ACTION ITEM
If a line below contains the string "Area", return that line.

"""

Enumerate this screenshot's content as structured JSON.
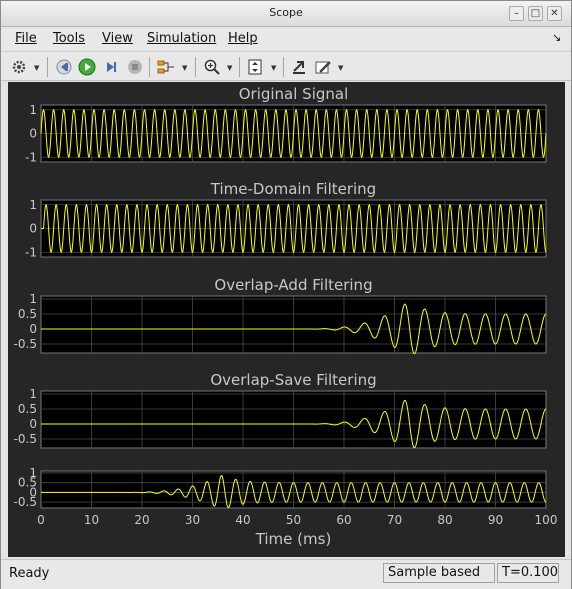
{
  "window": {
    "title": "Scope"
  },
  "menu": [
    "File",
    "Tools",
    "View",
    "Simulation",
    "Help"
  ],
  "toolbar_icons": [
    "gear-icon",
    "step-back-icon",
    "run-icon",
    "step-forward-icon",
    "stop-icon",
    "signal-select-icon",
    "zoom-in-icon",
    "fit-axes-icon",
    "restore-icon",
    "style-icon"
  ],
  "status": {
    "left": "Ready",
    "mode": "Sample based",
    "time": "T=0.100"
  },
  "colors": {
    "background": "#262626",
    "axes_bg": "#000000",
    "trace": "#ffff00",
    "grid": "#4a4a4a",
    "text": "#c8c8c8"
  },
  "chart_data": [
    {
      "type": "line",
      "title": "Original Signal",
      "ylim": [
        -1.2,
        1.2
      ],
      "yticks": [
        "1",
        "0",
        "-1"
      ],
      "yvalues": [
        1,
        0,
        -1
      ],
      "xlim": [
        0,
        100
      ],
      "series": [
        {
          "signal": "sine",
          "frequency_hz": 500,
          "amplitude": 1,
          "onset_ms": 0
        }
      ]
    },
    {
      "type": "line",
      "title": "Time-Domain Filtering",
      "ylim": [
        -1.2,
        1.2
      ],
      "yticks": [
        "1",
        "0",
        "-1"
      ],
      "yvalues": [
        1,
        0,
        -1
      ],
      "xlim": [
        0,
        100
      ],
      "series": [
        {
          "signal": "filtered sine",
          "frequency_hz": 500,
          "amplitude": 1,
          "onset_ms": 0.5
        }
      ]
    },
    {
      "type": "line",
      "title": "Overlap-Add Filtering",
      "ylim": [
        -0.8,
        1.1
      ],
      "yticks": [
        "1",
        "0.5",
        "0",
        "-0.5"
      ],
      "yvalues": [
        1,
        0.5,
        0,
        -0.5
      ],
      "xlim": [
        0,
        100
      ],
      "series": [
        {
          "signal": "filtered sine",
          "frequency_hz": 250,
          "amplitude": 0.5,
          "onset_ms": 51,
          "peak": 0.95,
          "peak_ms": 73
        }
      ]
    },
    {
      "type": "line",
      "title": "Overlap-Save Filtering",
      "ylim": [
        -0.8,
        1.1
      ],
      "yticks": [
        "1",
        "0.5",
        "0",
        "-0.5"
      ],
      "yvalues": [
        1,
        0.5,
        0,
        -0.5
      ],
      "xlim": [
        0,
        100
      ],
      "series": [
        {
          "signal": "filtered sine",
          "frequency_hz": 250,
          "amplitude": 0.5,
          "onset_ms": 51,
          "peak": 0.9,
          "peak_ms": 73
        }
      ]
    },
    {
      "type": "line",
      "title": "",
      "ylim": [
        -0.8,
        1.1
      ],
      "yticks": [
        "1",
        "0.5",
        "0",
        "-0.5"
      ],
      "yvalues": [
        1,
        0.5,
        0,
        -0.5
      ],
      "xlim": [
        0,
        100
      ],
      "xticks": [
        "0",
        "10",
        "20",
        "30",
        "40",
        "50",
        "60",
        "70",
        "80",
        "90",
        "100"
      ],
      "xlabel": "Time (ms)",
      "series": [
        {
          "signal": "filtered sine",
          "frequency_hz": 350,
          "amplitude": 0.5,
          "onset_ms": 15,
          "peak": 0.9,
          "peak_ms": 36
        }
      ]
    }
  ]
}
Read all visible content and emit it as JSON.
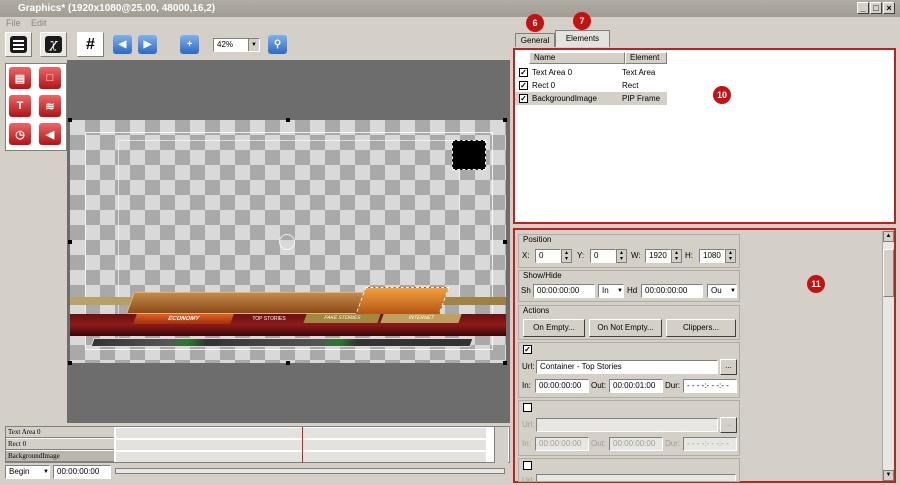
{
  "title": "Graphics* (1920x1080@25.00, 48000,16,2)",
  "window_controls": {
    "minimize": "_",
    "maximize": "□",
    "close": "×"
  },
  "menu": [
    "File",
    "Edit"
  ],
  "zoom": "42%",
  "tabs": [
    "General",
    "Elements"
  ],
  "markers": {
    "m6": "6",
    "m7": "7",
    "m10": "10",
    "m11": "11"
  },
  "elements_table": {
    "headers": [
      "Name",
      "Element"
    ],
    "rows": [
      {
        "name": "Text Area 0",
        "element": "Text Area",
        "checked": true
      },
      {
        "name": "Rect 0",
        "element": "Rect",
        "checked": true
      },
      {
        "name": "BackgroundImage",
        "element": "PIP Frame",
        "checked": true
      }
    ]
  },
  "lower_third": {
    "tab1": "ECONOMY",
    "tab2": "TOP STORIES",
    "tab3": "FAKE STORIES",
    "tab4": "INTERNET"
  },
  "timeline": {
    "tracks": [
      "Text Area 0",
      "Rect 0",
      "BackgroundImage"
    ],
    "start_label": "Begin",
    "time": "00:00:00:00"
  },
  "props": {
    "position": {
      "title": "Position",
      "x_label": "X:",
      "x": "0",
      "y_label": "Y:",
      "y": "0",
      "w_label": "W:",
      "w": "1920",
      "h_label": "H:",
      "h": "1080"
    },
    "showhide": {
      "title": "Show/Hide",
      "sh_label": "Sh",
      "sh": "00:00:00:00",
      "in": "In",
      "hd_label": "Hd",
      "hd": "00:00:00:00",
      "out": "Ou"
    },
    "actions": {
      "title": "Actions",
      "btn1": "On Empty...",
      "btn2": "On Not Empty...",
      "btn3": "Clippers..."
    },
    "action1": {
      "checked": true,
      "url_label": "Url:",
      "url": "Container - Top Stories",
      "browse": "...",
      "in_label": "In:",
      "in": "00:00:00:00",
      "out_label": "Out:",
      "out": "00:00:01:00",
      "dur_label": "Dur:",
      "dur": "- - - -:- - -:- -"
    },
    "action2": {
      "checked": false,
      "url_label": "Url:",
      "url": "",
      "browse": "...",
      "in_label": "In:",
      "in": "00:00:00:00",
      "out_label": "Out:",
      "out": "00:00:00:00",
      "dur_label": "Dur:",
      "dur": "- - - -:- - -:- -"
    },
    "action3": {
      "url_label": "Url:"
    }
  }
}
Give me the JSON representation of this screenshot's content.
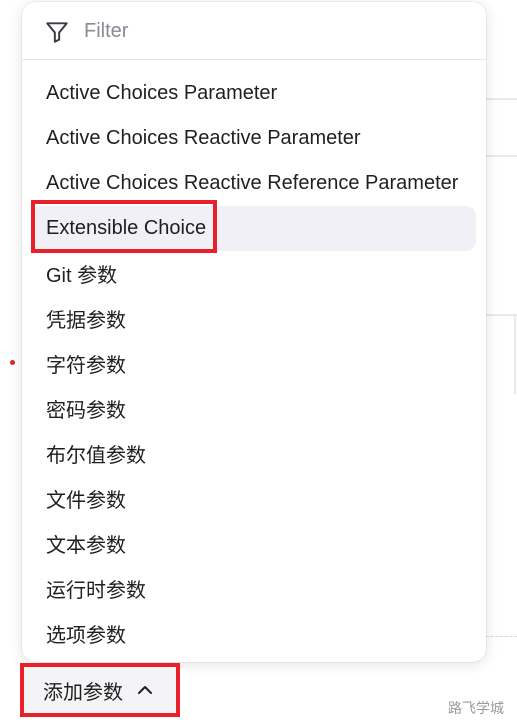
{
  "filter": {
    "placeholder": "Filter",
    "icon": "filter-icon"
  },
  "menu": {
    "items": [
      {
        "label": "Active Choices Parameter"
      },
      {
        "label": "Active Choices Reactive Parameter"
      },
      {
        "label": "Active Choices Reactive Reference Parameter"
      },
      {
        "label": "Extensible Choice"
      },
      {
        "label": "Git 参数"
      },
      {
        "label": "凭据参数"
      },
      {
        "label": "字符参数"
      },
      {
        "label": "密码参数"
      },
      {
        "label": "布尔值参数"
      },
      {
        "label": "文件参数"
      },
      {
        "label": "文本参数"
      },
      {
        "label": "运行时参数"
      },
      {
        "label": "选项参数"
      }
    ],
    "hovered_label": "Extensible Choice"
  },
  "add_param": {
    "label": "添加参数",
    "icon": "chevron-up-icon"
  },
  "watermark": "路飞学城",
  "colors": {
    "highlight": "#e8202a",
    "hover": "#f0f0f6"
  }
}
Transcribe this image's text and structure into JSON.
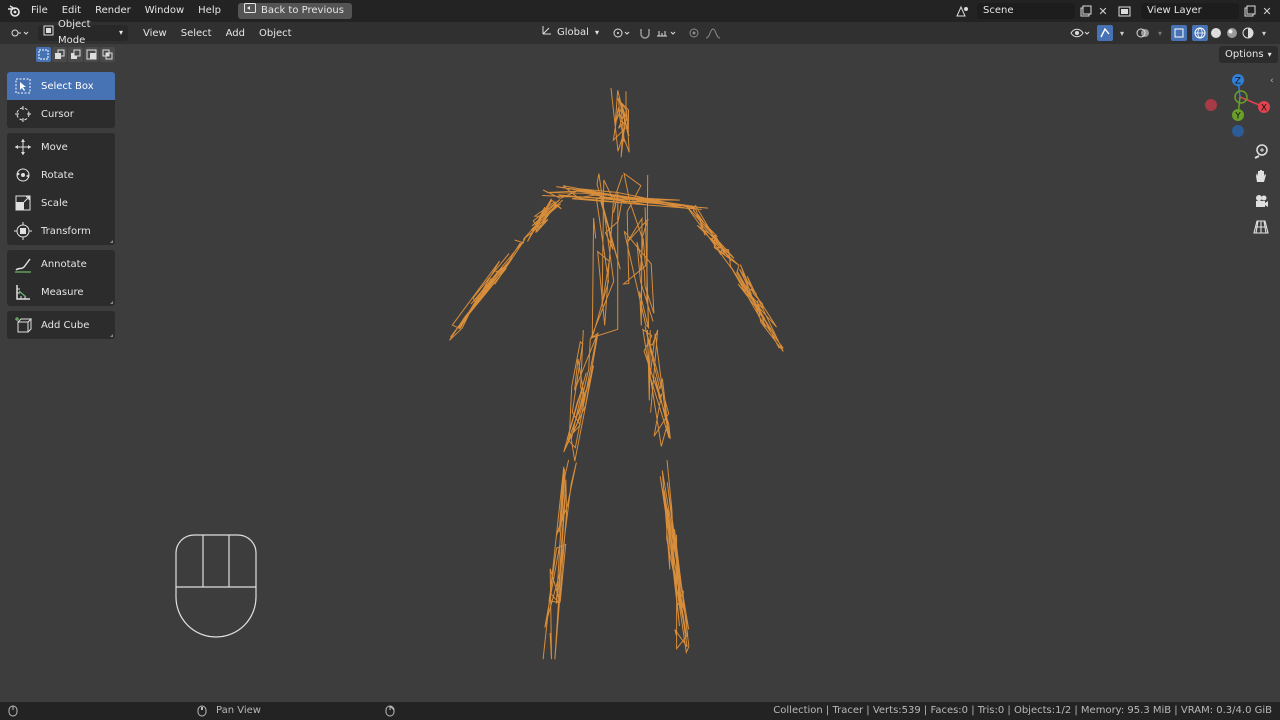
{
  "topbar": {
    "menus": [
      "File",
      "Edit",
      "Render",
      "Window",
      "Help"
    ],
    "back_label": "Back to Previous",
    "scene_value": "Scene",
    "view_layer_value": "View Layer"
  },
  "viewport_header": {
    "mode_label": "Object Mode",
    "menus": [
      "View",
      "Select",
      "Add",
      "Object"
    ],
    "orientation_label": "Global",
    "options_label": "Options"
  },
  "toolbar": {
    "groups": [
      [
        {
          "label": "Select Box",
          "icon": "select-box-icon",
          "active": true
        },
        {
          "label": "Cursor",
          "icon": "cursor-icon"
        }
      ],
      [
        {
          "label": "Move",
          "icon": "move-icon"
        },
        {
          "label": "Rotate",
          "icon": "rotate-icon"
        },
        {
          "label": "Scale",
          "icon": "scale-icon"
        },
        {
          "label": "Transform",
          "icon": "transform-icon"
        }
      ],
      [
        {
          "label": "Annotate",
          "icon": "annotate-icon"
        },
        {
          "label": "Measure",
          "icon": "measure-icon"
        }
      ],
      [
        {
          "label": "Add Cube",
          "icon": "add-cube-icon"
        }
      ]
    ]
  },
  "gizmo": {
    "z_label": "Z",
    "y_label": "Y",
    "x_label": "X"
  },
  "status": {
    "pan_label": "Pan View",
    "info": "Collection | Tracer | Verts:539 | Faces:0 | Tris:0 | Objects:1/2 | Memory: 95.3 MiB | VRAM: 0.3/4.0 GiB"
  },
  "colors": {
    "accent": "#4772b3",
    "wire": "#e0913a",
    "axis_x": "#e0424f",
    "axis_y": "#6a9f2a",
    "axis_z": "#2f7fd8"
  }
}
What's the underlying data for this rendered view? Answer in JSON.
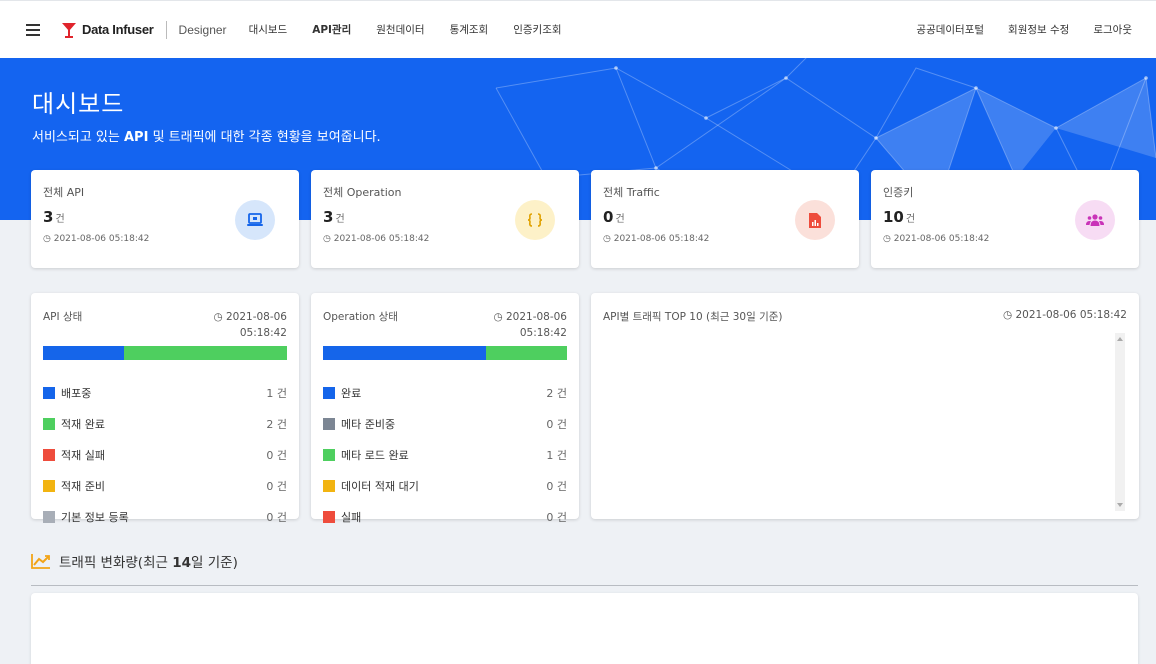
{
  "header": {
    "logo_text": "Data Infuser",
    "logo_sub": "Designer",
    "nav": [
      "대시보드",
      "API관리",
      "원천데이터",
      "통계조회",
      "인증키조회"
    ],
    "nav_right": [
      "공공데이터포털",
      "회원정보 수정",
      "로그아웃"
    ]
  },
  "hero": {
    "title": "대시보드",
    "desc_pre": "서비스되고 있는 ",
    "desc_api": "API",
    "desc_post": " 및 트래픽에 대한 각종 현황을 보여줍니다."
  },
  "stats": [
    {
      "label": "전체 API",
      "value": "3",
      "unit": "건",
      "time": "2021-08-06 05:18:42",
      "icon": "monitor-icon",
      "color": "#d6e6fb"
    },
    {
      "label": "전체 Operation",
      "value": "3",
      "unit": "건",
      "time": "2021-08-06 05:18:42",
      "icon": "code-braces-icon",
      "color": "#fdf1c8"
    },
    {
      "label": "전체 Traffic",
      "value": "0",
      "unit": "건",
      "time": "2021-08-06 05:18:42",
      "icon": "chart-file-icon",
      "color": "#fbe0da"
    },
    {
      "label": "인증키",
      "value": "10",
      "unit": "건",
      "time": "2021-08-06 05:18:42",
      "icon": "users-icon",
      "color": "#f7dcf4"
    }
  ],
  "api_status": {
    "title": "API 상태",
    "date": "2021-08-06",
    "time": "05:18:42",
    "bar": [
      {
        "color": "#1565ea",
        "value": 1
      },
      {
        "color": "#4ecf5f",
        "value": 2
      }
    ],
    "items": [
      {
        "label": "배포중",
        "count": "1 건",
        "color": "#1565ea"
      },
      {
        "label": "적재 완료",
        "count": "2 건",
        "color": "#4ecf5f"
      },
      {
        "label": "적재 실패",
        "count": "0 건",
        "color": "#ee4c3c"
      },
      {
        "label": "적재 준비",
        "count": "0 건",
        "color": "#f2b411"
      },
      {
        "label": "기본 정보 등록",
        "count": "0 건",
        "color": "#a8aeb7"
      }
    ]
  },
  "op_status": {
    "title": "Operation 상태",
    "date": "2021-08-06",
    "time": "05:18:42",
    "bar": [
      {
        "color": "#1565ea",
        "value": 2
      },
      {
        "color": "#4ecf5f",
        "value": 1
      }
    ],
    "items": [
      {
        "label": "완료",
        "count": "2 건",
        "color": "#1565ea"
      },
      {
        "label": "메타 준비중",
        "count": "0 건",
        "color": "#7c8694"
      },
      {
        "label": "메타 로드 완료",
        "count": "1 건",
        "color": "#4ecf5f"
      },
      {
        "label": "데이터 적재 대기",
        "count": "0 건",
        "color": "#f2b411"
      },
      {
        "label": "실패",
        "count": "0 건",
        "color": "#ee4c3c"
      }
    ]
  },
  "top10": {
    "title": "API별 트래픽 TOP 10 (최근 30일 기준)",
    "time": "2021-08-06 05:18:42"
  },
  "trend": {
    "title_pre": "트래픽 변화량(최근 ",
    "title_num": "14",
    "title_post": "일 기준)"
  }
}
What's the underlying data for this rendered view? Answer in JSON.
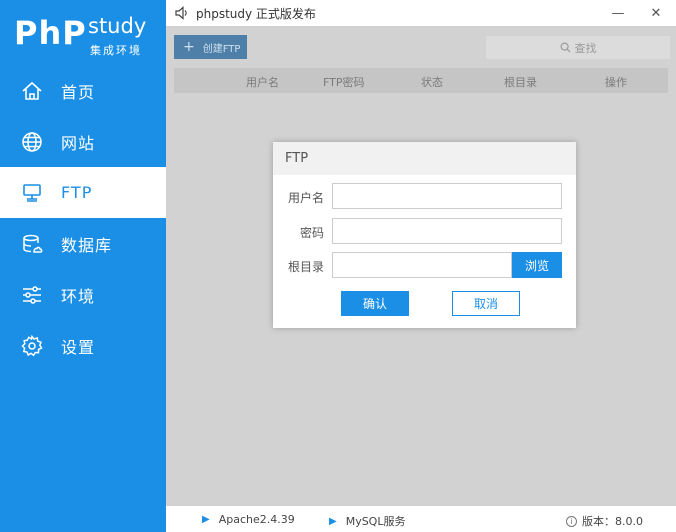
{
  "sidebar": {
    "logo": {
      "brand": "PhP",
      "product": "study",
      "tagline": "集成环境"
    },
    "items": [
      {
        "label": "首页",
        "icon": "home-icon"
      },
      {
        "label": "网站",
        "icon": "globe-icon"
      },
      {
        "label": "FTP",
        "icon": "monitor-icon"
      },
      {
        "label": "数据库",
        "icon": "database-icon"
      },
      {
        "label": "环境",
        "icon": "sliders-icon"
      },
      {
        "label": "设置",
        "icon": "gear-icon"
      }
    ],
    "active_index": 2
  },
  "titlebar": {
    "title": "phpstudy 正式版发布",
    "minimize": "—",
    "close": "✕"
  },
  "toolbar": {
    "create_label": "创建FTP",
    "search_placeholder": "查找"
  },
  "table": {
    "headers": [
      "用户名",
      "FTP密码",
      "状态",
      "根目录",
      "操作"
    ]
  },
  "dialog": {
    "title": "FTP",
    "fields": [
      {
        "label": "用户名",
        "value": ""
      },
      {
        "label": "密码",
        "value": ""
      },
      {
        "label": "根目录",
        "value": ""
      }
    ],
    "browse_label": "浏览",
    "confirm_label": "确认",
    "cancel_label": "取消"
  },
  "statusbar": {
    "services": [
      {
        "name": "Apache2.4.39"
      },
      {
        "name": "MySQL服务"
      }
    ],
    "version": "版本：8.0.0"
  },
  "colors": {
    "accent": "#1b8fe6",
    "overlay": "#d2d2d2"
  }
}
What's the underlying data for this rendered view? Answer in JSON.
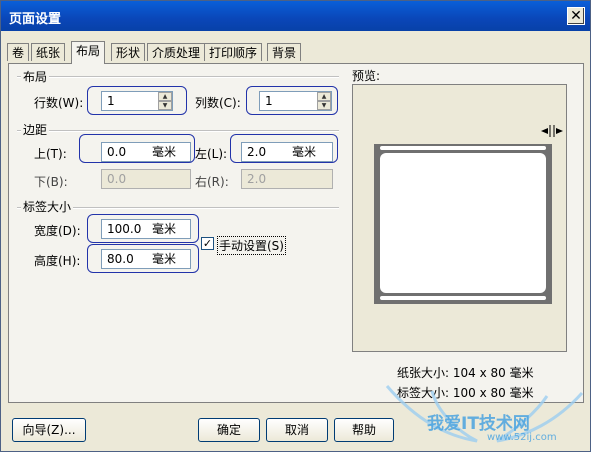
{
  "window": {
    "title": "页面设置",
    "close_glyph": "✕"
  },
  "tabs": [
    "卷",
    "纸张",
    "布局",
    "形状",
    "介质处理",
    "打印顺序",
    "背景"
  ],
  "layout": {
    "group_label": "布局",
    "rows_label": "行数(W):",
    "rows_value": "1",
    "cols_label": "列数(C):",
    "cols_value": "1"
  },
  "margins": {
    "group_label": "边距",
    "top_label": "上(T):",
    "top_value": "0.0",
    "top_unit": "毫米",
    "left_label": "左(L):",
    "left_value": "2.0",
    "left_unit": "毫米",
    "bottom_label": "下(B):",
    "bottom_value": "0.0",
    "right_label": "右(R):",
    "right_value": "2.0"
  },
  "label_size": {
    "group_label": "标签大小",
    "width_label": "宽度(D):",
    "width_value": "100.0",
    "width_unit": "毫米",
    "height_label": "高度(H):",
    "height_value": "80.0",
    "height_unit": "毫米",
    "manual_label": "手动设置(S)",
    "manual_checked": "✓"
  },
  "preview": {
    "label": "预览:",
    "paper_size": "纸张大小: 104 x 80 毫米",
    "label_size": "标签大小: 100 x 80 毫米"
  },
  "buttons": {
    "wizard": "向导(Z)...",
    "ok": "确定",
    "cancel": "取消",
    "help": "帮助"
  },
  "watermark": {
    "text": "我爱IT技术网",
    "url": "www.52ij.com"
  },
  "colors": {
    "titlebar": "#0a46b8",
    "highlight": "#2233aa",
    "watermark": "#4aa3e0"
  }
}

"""

SOLVED PROBLEM
        "name": "Text Area 0",
        "element": "Text Area",
      "Text Area 0",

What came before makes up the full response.